Two years later, Target is refusing to even carry Queen Bey's latest album, which hits store shelves on Friday.
What happened? As everyone knows by now, the mega star upended the music industry last week when she surprised the world with her latest album, "Beyoncé." Rather than cutting exclusive deals with retailers or following the usual formula (single releases and lots of pre-sale marketing leading up to the launch date), Beyoncé simply let her millions of fans on Instagram know that moments later her new album would drop on iTunes.
Target wasn't so crazy in love with the move.
In response to the surprise release, the company told Billboard that "we focus on offering our guests a wide assortment of physical CDs, and when a new album is available digitally before it is available physically, it impacts demand and sales projections. While there are many aspects that contribute to our approach and we have appreciated partnering with Beyoncé in the past, we are primarily focused on offering CDs that will be available in a physical format at the same time as all other formats."
At this time, Target said, it would not be carrying the album. When I reached out for further comment, Target spokesperson Erica Julkowski sent the same statement and said it was all the company had to share for now.
Target's strategy, we have to assume, isn't to get back at Beyoncé but to send a message to other artists: Follow Queen Bey's lead, and we won't sell your record. As the fourth largest seller of music, according to Billboard, Target appears to be trying to stand its ground and make an example of her to prevent other artists from following suit.
Even so, it's a head-scratcher. There are the sales Target is bound to lose, for one—not only from the album itself, which so far has been the fastest-selling record in iTunes' history, but from people who would have gone into Target for the album and come out with (as we all do) a grocery cart full of laundry detergent, wrapping paper and underwear. Spin's Chris Martins tried to describe the retailer's approach this way: "Since there's a chance we might sell fewer copies than we'd hoped (for an album no one knew was coming), we'll sell zero copies instead." Makes a lot of sense, no?
Then, of course, there are the reputational risks for Target. Particularly given the context of the company's past relationship with Beyoncé, Target has already been accused of looking petty and even spiteful for choosing not to carry the release. As one ABC News headline blared, referencing a track on the new album, "Target plays 'Jealous' ex-lover to Beyonce."
The company's move appears defensive, says Rita Gunther McGrath, a Columbia Business School professor and the author of The End of Competitive Advantage. "It's 'I'm taking my bat and ball and going home.' "
In today's world, McGrath says, strategy must be dynamic, flexible and nimble enough to change quickly. "We've got to go from a strategy where you put a moat around it and defend it, to a strategy where you build an advantage and then be prepared to move on when it's time," she says.

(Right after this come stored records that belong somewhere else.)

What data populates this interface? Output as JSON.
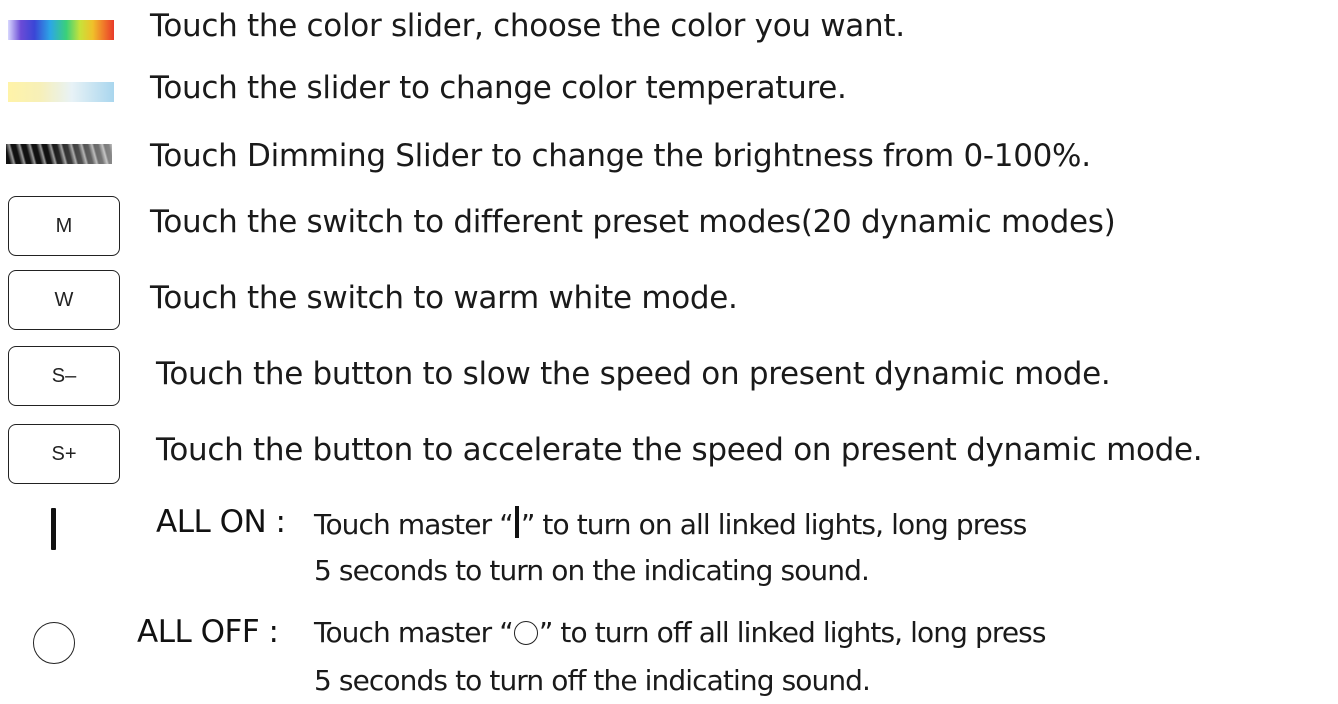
{
  "rows": [
    {
      "icon": "color-slider",
      "text": "Touch the color slider, choose the color you want."
    },
    {
      "icon": "temperature-slider",
      "text": "Touch the slider to change color temperature."
    },
    {
      "icon": "dimming-slider",
      "text": "Touch Dimming Slider to change the brightness from 0-100%."
    },
    {
      "icon": "key",
      "key_label": "M",
      "text": "Touch the switch to different preset modes(20 dynamic modes)"
    },
    {
      "icon": "key",
      "key_label": "W",
      "text": "Touch the switch to warm white mode."
    },
    {
      "icon": "key",
      "key_label": "S–",
      "text": "Touch the button to slow the speed on present dynamic mode."
    },
    {
      "icon": "key",
      "key_label": "S+",
      "text": "Touch the button to accelerate the speed on present dynamic mode."
    }
  ],
  "all_on": {
    "heading": "ALL ON :",
    "line1_pre": "Touch master “",
    "line1_post": "” to turn on all linked lights, long press",
    "line2": "5 seconds to turn on the indicating sound."
  },
  "all_off": {
    "heading": "ALL OFF :",
    "line1_pre": "Touch master “",
    "line1_post": "” to turn off all linked lights, long press",
    "line2": "5 seconds to turn off the indicating sound."
  }
}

And in Target's case, it just may be time. Says McGrath: "It’s tough to see what they’re going to win out of this."
Jena McGregor is a columnist for On Leadership.